Task to complete
Your answer must be a word-for-word copy of the listing below, minus its pictures.

Dataset entries
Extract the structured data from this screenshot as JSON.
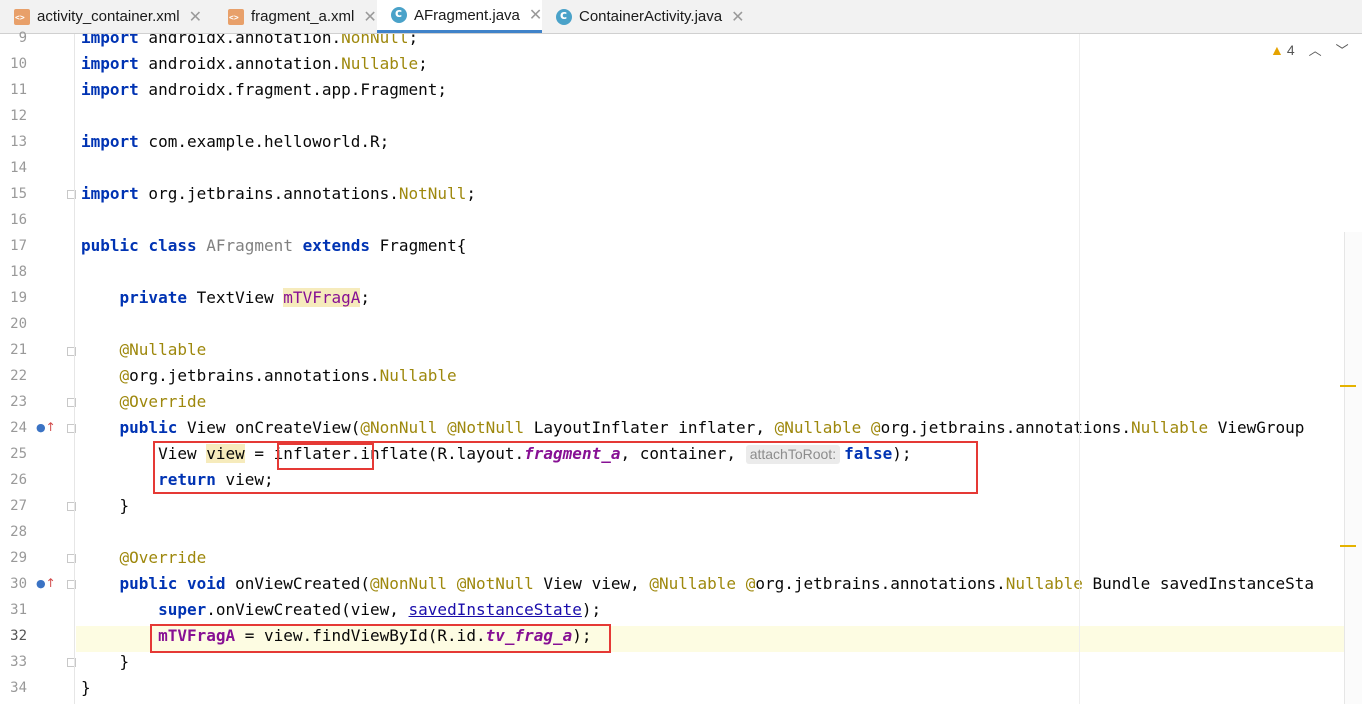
{
  "tabs": [
    {
      "label": "activity_container.xml",
      "type": "xml",
      "active": false
    },
    {
      "label": "fragment_a.xml",
      "type": "xml",
      "active": false
    },
    {
      "label": "AFragment.java",
      "type": "java",
      "active": true
    },
    {
      "label": "ContainerActivity.java",
      "type": "java",
      "active": false
    }
  ],
  "inspection": {
    "warning_count": "4"
  },
  "line_numbers": [
    "9",
    "10",
    "11",
    "12",
    "13",
    "14",
    "15",
    "16",
    "17",
    "18",
    "19",
    "20",
    "21",
    "22",
    "23",
    "24",
    "25",
    "26",
    "27",
    "28",
    "29",
    "30",
    "31",
    "32",
    "33",
    "34"
  ],
  "code": {
    "l9": [
      "import",
      " androidx.annotation.",
      "NonNull",
      ";"
    ],
    "l10": [
      "import",
      " androidx.annotation.",
      "Nullable",
      ";"
    ],
    "l11": [
      "import",
      " androidx.fragment.app.Fragment;"
    ],
    "l13": [
      "import",
      " com.example.helloworld.R;"
    ],
    "l15": [
      "import",
      " org.jetbrains.annotations.",
      "NotNull",
      ";"
    ],
    "l17": [
      "public",
      " ",
      "class",
      " ",
      "AFragment",
      " ",
      "extends",
      " Fragment{"
    ],
    "l19": [
      "    ",
      "private",
      " TextView ",
      "mTVFragA",
      ";"
    ],
    "l21": [
      "    ",
      "@Nullable"
    ],
    "l22": [
      "    ",
      "@",
      "org.jetbrains.annotations.",
      "Nullable"
    ],
    "l23": [
      "    ",
      "@Override"
    ],
    "l24": [
      "    ",
      "public",
      " View onCreateView(",
      "@NonNull",
      " ",
      "@NotNull",
      " LayoutInflater inflater, ",
      "@Nullable",
      " ",
      "@",
      "org.jetbrains.annotations.",
      "Nullable",
      " ViewGroup"
    ],
    "l25": [
      "        View ",
      "view",
      " = ",
      "inflater.",
      "inflate(R.layout.",
      "fragment_a",
      ", container, ",
      "attachToRoot:",
      " ",
      "false",
      ");"
    ],
    "l26": [
      "        ",
      "return",
      " view;"
    ],
    "l27": [
      "    }"
    ],
    "l29": [
      "    ",
      "@Override"
    ],
    "l30": [
      "    ",
      "public",
      " ",
      "void",
      " onViewCreated(",
      "@NonNull",
      " ",
      "@NotNull",
      " View view, ",
      "@Nullable",
      " ",
      "@",
      "org.jetbrains.annotations.",
      "Nullable",
      " Bundle savedInstanceSta"
    ],
    "l31": [
      "        ",
      "super",
      ".onViewCreated(view, ",
      "savedInstanceState",
      ");"
    ],
    "l32": [
      "        ",
      "mTVFragA",
      " = view.findViewById(R.id.",
      "tv_frag_a",
      ");"
    ],
    "l33": [
      "    }"
    ],
    "l34": [
      "}"
    ]
  },
  "colors": {
    "keyword": "#0033b3",
    "annotation": "#9e880d",
    "field": "#871094",
    "highlight_box": "#e53935",
    "tab_active_underline": "#4083c9"
  },
  "icons": {
    "xml_tab": "xml-file-icon",
    "java_tab": "java-class-icon",
    "close": "close-icon",
    "warning": "warning-icon",
    "override": "override-method-icon"
  }
}
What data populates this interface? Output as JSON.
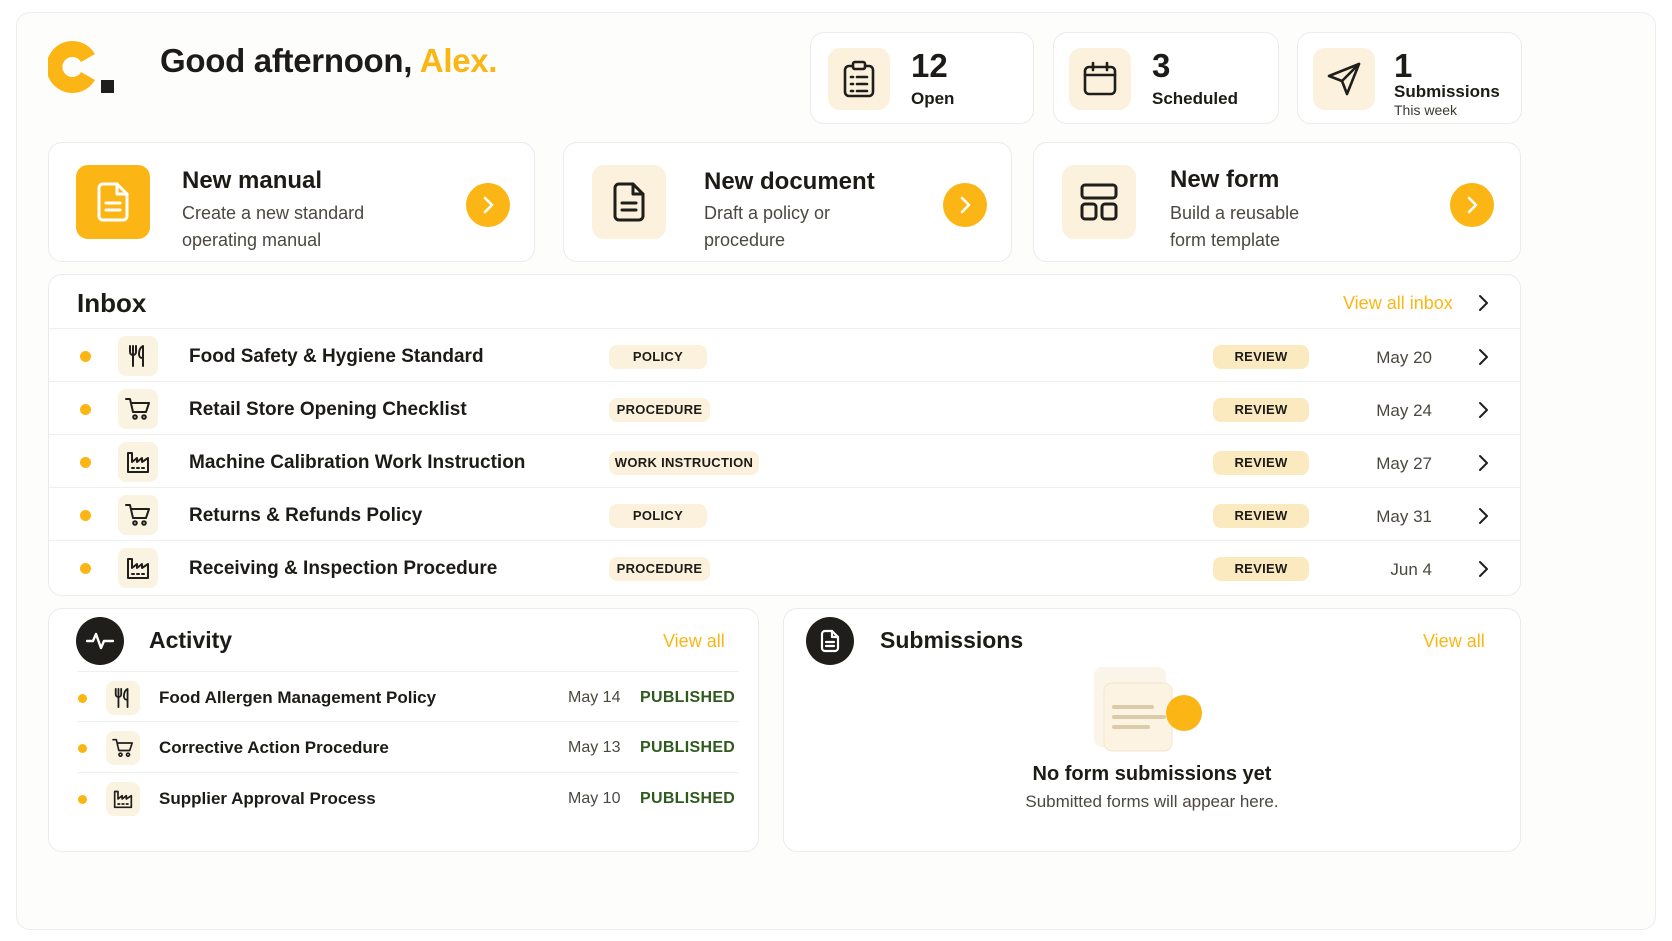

Written solution
Extract the structured data from this screenshot as JSON.
{
  "tabs": [
    {
      "label": "activity_container.xml",
      "type": "xml",
      "active": false
    },
    {
      "label": "fragment_a.xml",
      "type": "xml",
      "active": false
    },
    {
      "label": "AFragment.java",
      "type": "java",
      "active": true
    },
    {
      "label": "ContainerActivity.java",
      "type": "java",
      "active": false
    }
  ],
  "inspection": {
    "warning_count": "4"
  },
  "line_numbers": [
    "9",
    "10",
    "11",
    "12",
    "13",
    "14",
    "15",
    "16",
    "17",
    "18",
    "19",
    "20",
    "21",
    "22",
    "23",
    "24",
    "25",
    "26",
    "27",
    "28",
    "29",
    "30",
    "31",
    "32",
    "33",
    "34"
  ],
  "code": {
    "l9": [
      "import",
      " androidx.annotation.",
      "NonNull",
      ";"
    ],
    "l10": [
      "import",
      " androidx.annotation.",
      "Nullable",
      ";"
    ],
    "l11": [
      "import",
      " androidx.fragment.app.Fragment;"
    ],
    "l13": [
      "import",
      " com.example.helloworld.R;"
    ],
    "l15": [
      "import",
      " org.jetbrains.annotations.",
      "NotNull",
      ";"
    ],
    "l17": [
      "public",
      " ",
      "class",
      " ",
      "AFragment",
      " ",
      "extends",
      " Fragment{"
    ],
    "l19": [
      "    ",
      "private",
      " TextView ",
      "mTVFragA",
      ";"
    ],
    "l21": [
      "    ",
      "@Nullable"
    ],
    "l22": [
      "    ",
      "@",
      "org.jetbrains.annotations.",
      "Nullable"
    ],
    "l23": [
      "    ",
      "@Override"
    ],
    "l24": [
      "    ",
      "public",
      " View onCreateView(",
      "@NonNull",
      " ",
      "@NotNull",
      " LayoutInflater inflater, ",
      "@Nullable",
      " ",
      "@",
      "org.jetbrains.annotations.",
      "Nullable",
      " ViewGroup"
    ],
    "l25": [
      "        View ",
      "view",
      " = ",
      "inflater.",
      "inflate(R.layout.",
      "fragment_a",
      ", container, ",
      "attachToRoot:",
      " ",
      "false",
      ");"
    ],
    "l26": [
      "        ",
      "return",
      " view;"
    ],
    "l27": [
      "    }"
    ],
    "l29": [
      "    ",
      "@Override"
    ],
    "l30": [
      "    ",
      "public",
      " ",
      "void",
      " onViewCreated(",
      "@NonNull",
      " ",
      "@NotNull",
      " View view, ",
      "@Nullable",
      " ",
      "@",
      "org.jetbrains.annotations.",
      "Nullable",
      " Bundle savedInstanceSta"
    ],
    "l31": [
      "        ",
      "super",
      ".onViewCreated(view, ",
      "savedInstanceState",
      ");"
    ],
    "l32": [
      "        ",
      "mTVFragA",
      " = view.findViewById(R.id.",
      "tv_frag_a",
      ");"
    ],
    "l33": [
      "    }"
    ],
    "l34": [
      "}"
    ]
  },
  "colors": {
    "keyword": "#0033b3",
    "annotation": "#9e880d",
    "field": "#871094",
    "highlight_box": "#e53935",
    "tab_active_underline": "#4083c9"
  },
  "icons": {
    "xml_tab": "xml-file-icon",
    "java_tab": "java-class-icon",
    "close": "close-icon",
    "warning": "warning-icon",
    "override": "override-method-icon"
  }
}
What data populates this interface? Output as JSON.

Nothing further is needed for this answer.